EXERCISE PROMPT:
Lines from the one containing "What's the underlying" through the last line of the records below need to be repeated exactly; nothing else, and no pictures.

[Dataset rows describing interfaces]
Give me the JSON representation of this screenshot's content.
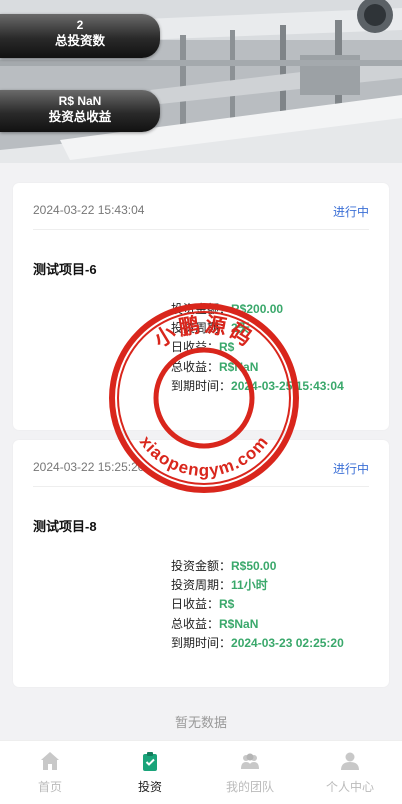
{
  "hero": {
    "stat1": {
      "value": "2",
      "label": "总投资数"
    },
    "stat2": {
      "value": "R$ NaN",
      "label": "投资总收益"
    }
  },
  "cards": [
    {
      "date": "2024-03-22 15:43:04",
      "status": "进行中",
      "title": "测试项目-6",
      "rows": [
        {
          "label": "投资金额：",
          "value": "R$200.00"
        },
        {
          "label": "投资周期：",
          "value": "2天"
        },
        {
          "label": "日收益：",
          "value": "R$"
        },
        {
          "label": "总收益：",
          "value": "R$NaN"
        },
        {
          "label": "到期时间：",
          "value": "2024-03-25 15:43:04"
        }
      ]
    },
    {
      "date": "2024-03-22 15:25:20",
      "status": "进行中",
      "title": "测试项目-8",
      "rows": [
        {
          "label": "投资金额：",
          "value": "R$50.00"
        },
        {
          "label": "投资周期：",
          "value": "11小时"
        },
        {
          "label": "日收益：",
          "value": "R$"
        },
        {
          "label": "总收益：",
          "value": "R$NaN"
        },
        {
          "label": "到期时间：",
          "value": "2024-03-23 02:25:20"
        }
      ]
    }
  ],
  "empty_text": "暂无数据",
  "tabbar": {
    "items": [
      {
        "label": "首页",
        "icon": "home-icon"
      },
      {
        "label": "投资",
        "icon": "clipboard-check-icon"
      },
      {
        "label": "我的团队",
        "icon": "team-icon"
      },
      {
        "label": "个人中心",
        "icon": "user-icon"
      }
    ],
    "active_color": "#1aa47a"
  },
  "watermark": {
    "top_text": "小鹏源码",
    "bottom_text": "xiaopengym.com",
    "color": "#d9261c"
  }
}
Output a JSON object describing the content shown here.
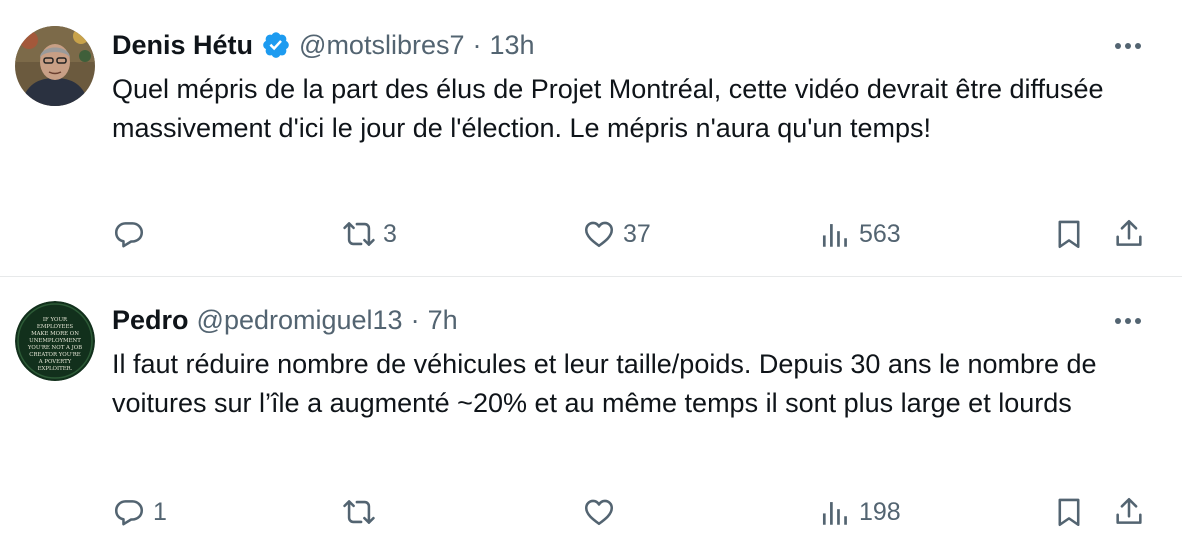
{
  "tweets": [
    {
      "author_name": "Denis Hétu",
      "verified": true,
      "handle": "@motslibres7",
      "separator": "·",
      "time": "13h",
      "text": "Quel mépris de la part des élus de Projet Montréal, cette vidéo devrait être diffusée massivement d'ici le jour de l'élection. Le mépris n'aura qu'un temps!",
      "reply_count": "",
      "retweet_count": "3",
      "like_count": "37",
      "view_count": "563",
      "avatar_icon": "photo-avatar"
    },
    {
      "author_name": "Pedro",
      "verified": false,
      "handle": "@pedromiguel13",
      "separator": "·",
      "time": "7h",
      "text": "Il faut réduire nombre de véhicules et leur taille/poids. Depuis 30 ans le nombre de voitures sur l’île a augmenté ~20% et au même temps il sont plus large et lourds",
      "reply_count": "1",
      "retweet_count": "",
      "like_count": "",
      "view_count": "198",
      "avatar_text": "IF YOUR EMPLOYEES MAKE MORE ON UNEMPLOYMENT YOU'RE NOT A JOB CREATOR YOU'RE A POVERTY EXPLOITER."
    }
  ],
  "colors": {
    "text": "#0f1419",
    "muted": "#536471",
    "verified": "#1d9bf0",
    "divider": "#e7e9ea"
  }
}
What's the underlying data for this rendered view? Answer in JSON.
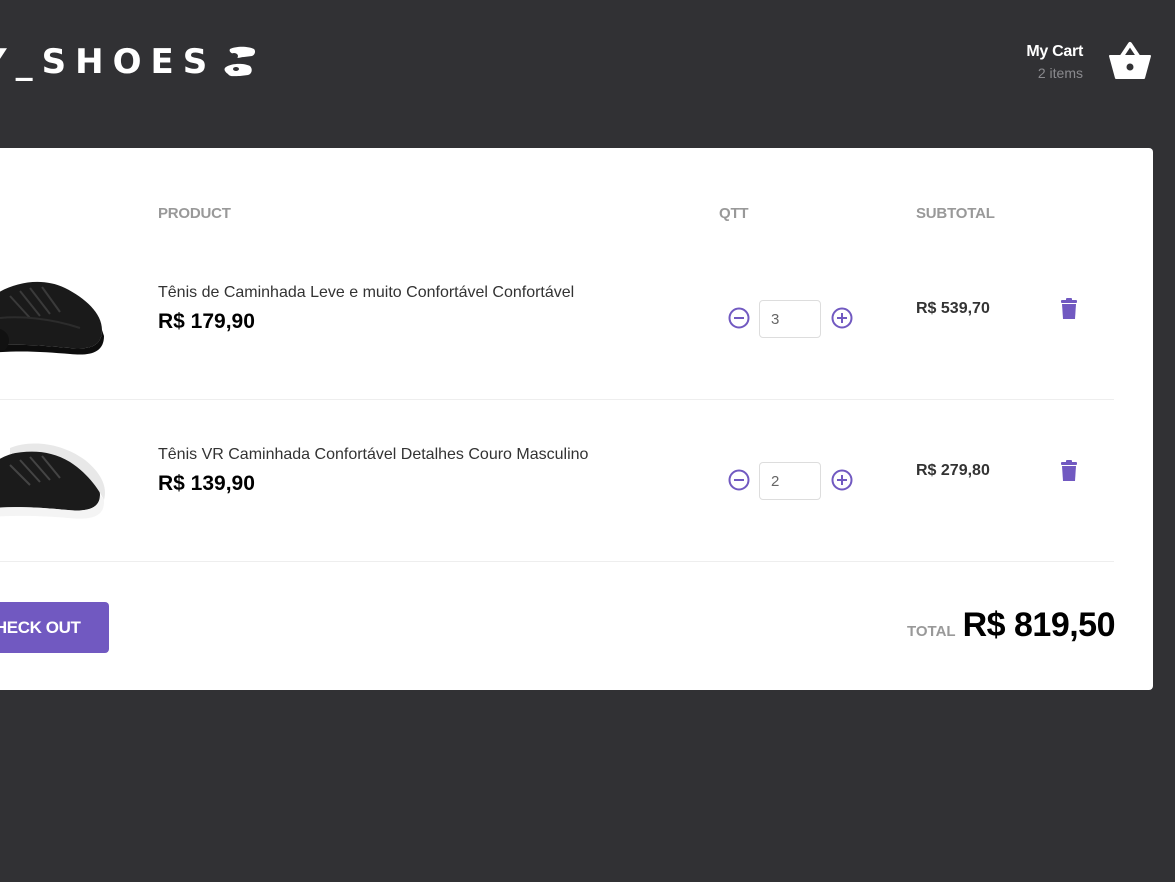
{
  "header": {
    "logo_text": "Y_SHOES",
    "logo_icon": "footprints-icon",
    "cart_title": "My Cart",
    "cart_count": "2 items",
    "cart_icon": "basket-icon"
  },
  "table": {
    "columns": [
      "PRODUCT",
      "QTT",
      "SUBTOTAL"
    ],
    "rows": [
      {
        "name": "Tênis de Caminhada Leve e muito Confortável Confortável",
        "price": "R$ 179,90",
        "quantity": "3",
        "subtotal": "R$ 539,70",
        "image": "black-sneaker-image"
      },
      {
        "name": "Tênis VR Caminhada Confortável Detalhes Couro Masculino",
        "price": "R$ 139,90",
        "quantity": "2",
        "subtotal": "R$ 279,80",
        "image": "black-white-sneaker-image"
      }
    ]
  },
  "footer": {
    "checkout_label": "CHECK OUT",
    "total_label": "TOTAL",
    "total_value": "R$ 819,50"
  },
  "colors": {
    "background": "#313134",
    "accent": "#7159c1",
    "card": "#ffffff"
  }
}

COMPLETED EXERCISE:
What's the underlying data for this rendered view? Answer in JSON.
{
  "header": {
    "logo_text": "Y_SHOES",
    "logo_icon": "footprints-icon",
    "cart_title": "My Cart",
    "cart_count": "2 items",
    "cart_icon": "basket-icon"
  },
  "table": {
    "columns": [
      "PRODUCT",
      "QTT",
      "SUBTOTAL"
    ],
    "rows": [
      {
        "name": "Tênis de Caminhada Leve e muito Confortável Confortável",
        "price": "R$ 179,90",
        "quantity": "3",
        "subtotal": "R$ 539,70",
        "image": "black-sneaker-image"
      },
      {
        "name": "Tênis VR Caminhada Confortável Detalhes Couro Masculino",
        "price": "R$ 139,90",
        "quantity": "2",
        "subtotal": "R$ 279,80",
        "image": "black-white-sneaker-image"
      }
    ]
  },
  "footer": {
    "checkout_label": "CHECK OUT",
    "total_label": "TOTAL",
    "total_value": "R$ 819,50"
  },
  "colors": {
    "background": "#313134",
    "accent": "#7159c1",
    "card": "#ffffff"
  }
}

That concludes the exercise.